However, China is unlikely to accomplish a “green” technological revolution alone, especially in an increasingly globalized world. And that is worrisome in the context of a persistent global crisis, in which the United States remains faltering in R&D on clean technology, and the attention in the Eurozone is being directed to economic austerity policies and not to real solutions, which could be the way to innovation in green technologies. Brazil cannot be overlooked in this respect. Its importance becomes evident in Chart 1, which shows its strategic investments in renewable energies and its participation in the BRICS, especially with the possibility of China being a preferential partner, which depends on the next steps of Brazilian economic and technological policy.

To conclude, two issues remain unsolved regarding China’s role in a probable ongoing technological revolution. The first one is related to the problem of the lack of a competitive business environment favorable to innovation, as described previously. Some analysts indicate that one of the main pillars of this problem is the absence of risk capital and, consequently, the business environment is unfavorable for innovative startups (emerging companies in specific niche markets). This problem has its origin in the predominance of state-owned companies with little interest in innovation and, as a consequence of this, in the absence of competition between companies, which prevents the emergence of a proper environment for innovation. However, this analysis is partly misleading, because the role of the state is underestimated, as it is unfortunately a commonplace in the business sector and in the public opinion in general. An important group of researchers on innovations has demonstrated the relevance of the state as a direct and indirect inducer of the main innovations in the world, especially in the case of the United States, where major technological breakthroughs (such as those in microcomputer science) occurred in the convergence of the state with the private sector, and not with private risk capital as the encouraging force for innovation. A well-grounded discussion on this theme is found in the book The Entrepreneurial State: Debunking Public vs. Private Sector Myths, of the Italian-American economist Mariana Mazzucato, published in Brazil, in 2014.

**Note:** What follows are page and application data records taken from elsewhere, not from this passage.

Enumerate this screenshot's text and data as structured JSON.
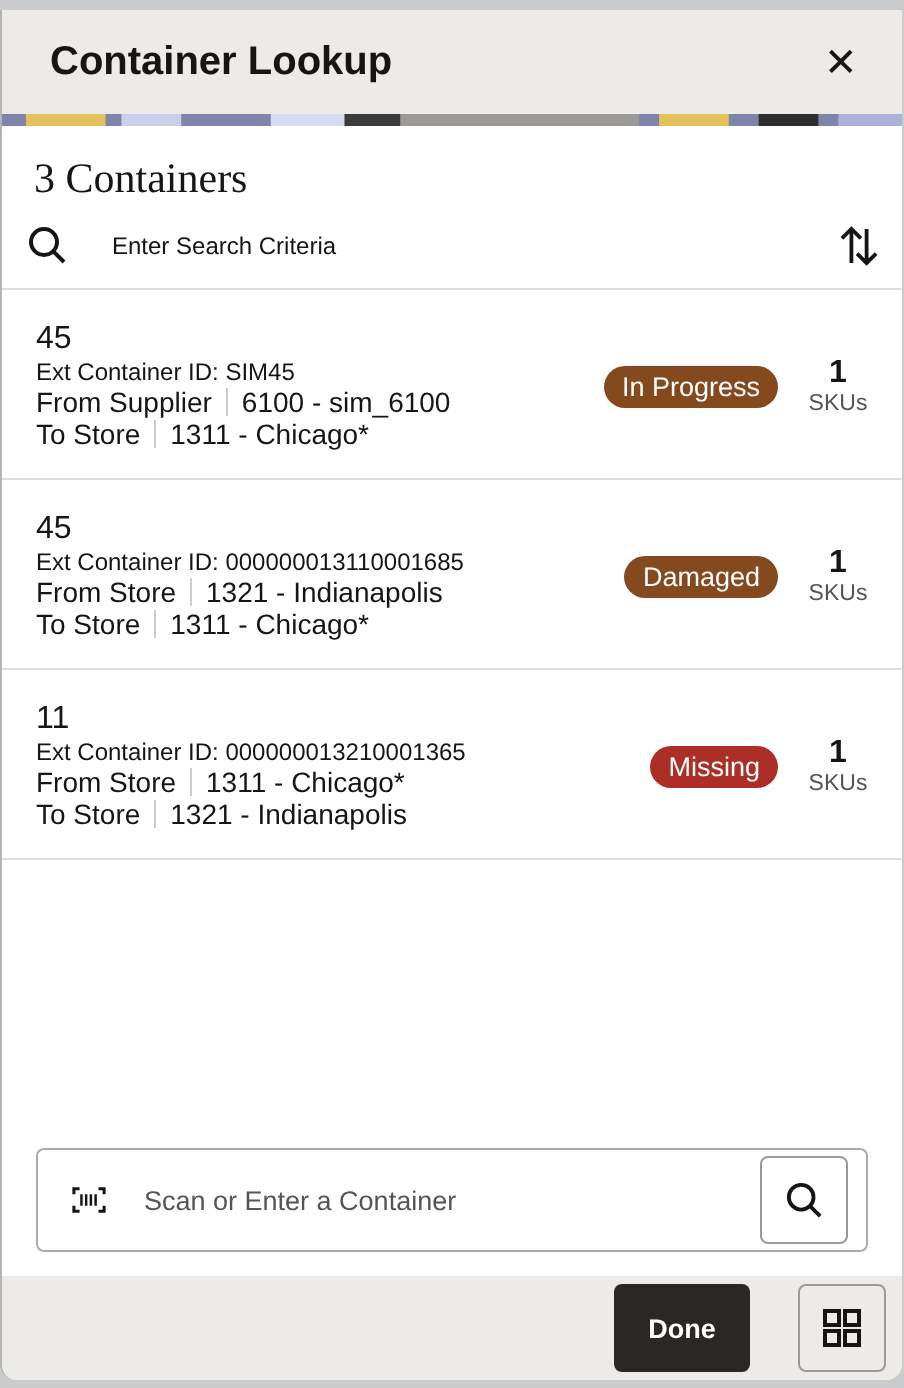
{
  "dialog": {
    "title": "Container Lookup",
    "close_icon": "✕"
  },
  "list_title": "3 Containers",
  "search": {
    "placeholder": "Enter Search Criteria"
  },
  "containers": [
    {
      "number": "45",
      "ext_id": "Ext Container ID: SIM45",
      "from_label": "From Supplier",
      "from_value": "6100 - sim_6100",
      "to_label": "To Store",
      "to_value": "1311 - Chicago*",
      "status": "In Progress",
      "color": "#84491c",
      "sku_count": "1",
      "sku_label": "SKUs"
    },
    {
      "number": "45",
      "ext_id": "Ext Container ID: 000000013110001685",
      "from_label": "From Store",
      "from_value": "1321 - Indianapolis",
      "to_label": "To Store",
      "to_value": "1311 - Chicago*",
      "status": "Damaged",
      "color": "#84491c",
      "sku_count": "1",
      "sku_label": "SKUs"
    },
    {
      "number": "11",
      "ext_id": "Ext Container ID: 000000013210001365",
      "from_label": "From Store",
      "from_value": "1311 - Chicago*",
      "to_label": "To Store",
      "to_value": "1321 - Indianapolis",
      "status": "Missing",
      "color": "#ad2e26",
      "sku_count": "1",
      "sku_label": "SKUs"
    }
  ],
  "scan": {
    "placeholder": "Scan or Enter a Container"
  },
  "footer": {
    "done": "Done"
  }
}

The possible solution to this problem is to make changes in Chinese institutions and organizations to make them more flexible, which inevitably involves decentralization, a path the Chinese government has not shown any signs of following yet. This situation leads to the second issue, related to the technological role of China in the world. The history of technological change in the world shows that technological revolutions very often occur and are reinforced by some degree of social and economic inclusion of the population of their respective regions of influence (increase in the consumer market, greater qualification of the workforce, etc.). In this sense, China has shown that it is following the path of promoting inclusive innovations, that is, innovations aimed at the low-income population and/or developed by that stratum. Therefore, that is another reason for us to keep a close eye on that Asian country, which will soon take the lead of the world’s technology board.

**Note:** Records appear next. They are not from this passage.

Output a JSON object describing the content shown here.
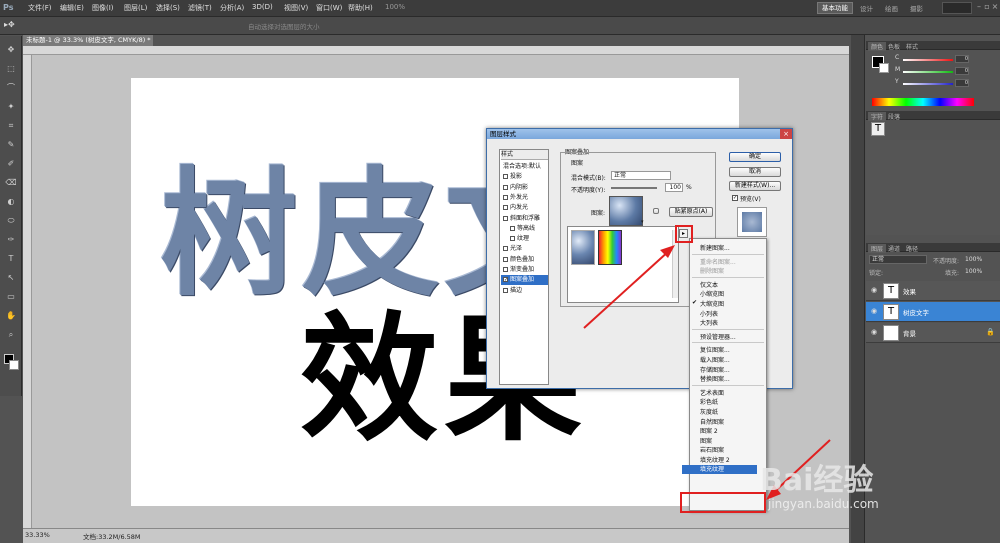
{
  "menubar": {
    "logo": "Ps",
    "items": [
      "文件(F)",
      "编辑(E)",
      "图像(I)",
      "图层(L)",
      "选择(S)",
      "滤镜(T)",
      "分析(A)",
      "3D(D)",
      "视图(V)",
      "窗口(W)",
      "帮助(H)"
    ],
    "zoom": "100%",
    "workspaces": [
      "基本功能",
      "设计",
      "绘画",
      "摄影"
    ]
  },
  "optbar": {
    "hint": "自动选择对选图层的大小"
  },
  "document": {
    "tab_title": "未标题-1 @ 33.3% (树皮文字, CMYK/8) *",
    "text_line1": "树皮文",
    "text_line2": "效果",
    "zoom": "33.33%",
    "doc_info": "文档:33.2M/6.58M"
  },
  "dialog": {
    "title": "图层样式",
    "styles_header": "样式",
    "style_items": [
      {
        "label": "混合选项:默认",
        "checkbox": false,
        "indent": 0
      },
      {
        "label": "投影",
        "checkbox": true,
        "indent": 0
      },
      {
        "label": "内阴影",
        "checkbox": true,
        "indent": 0
      },
      {
        "label": "外发光",
        "checkbox": true,
        "indent": 0
      },
      {
        "label": "内发光",
        "checkbox": true,
        "indent": 0
      },
      {
        "label": "斜面和浮雕",
        "checkbox": true,
        "indent": 0
      },
      {
        "label": "等高线",
        "checkbox": true,
        "indent": 1
      },
      {
        "label": "纹理",
        "checkbox": true,
        "indent": 1
      },
      {
        "label": "光泽",
        "checkbox": true,
        "indent": 0
      },
      {
        "label": "颜色叠加",
        "checkbox": true,
        "indent": 0
      },
      {
        "label": "渐变叠加",
        "checkbox": true,
        "indent": 0
      },
      {
        "label": "图案叠加",
        "checkbox": true,
        "indent": 0,
        "selected": true
      },
      {
        "label": "描边",
        "checkbox": true,
        "indent": 0
      }
    ],
    "section_title": "图案叠加",
    "subsection": "图案",
    "blend_mode_label": "混合模式(B):",
    "blend_mode_value": "正常",
    "opacity_label": "不透明度(Y):",
    "opacity_value": "100",
    "opacity_unit": "%",
    "pattern_label": "图案:",
    "snap_button": "贴紧原点(A)",
    "ok": "确定",
    "cancel": "取消",
    "new_style": "新建样式(W)...",
    "preview_label": "预览(V)"
  },
  "picker_menu": {
    "items": [
      {
        "label": "新建图案...",
        "disabled": false
      },
      {
        "sep": true
      },
      {
        "label": "重命名图案...",
        "disabled": true
      },
      {
        "label": "删除图案",
        "disabled": true
      },
      {
        "sep": true
      },
      {
        "label": "仅文本",
        "disabled": false
      },
      {
        "label": "小缩览图",
        "disabled": false
      },
      {
        "label": "大缩览图",
        "disabled": false,
        "checked": true
      },
      {
        "label": "小列表",
        "disabled": false
      },
      {
        "label": "大列表",
        "disabled": false
      },
      {
        "sep": true
      },
      {
        "label": "预设管理器...",
        "disabled": false
      },
      {
        "sep": true
      },
      {
        "label": "复位图案...",
        "disabled": false
      },
      {
        "label": "载入图案...",
        "disabled": false
      },
      {
        "label": "存储图案...",
        "disabled": false
      },
      {
        "label": "替换图案...",
        "disabled": false
      },
      {
        "sep": true
      },
      {
        "label": "艺术表面",
        "disabled": false
      },
      {
        "label": "彩色纸",
        "disabled": false
      },
      {
        "label": "灰度纸",
        "disabled": false
      },
      {
        "label": "自然图案",
        "disabled": false
      },
      {
        "label": "图案 2",
        "disabled": false
      },
      {
        "label": "图案",
        "disabled": false
      },
      {
        "label": "岩石图案",
        "disabled": false
      },
      {
        "label": "填充纹理 2",
        "disabled": false
      },
      {
        "label": "填充纹理",
        "disabled": false,
        "highlighted": true
      }
    ]
  },
  "panels": {
    "color_tabs": [
      "颜色",
      "色板",
      "样式"
    ],
    "channels": [
      "C",
      "M",
      "Y",
      "K"
    ],
    "channel_values": [
      "0",
      "0",
      "0",
      "100"
    ],
    "char_tabs": [
      "字符",
      "段落"
    ],
    "layers_tabs": [
      "图层",
      "通道",
      "路径"
    ],
    "blend_mode": "正常",
    "opacity_label": "不透明度:",
    "opacity_value": "100%",
    "lock_label": "锁定:",
    "fill_label": "填充:",
    "fill_value": "100%",
    "layers": [
      {
        "name": "效果",
        "type": "text"
      },
      {
        "name": "树皮文字",
        "type": "text",
        "selected": true
      },
      {
        "name": "背景",
        "type": "bg"
      }
    ]
  },
  "watermark": {
    "brand": "Bai经验",
    "url": "jingyan.baidu.com"
  },
  "colors": {
    "accent": "#2f6fc6",
    "annotation": "#e02020",
    "texture": "#6e84a6"
  }
}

1According to the last OECD Science, Technology and Industry Outlook 2014, a biannual OECD publication on the main trends in science, technology and innovation in the world.

2CRESCENZI, R.; RODRÍGUEZ-POSE, A.; STORPER, M. The territorial dynamics of innovation in China and India. Journal of Economic Geography, v. 12, n. 5, p. 1055-1085, 2012.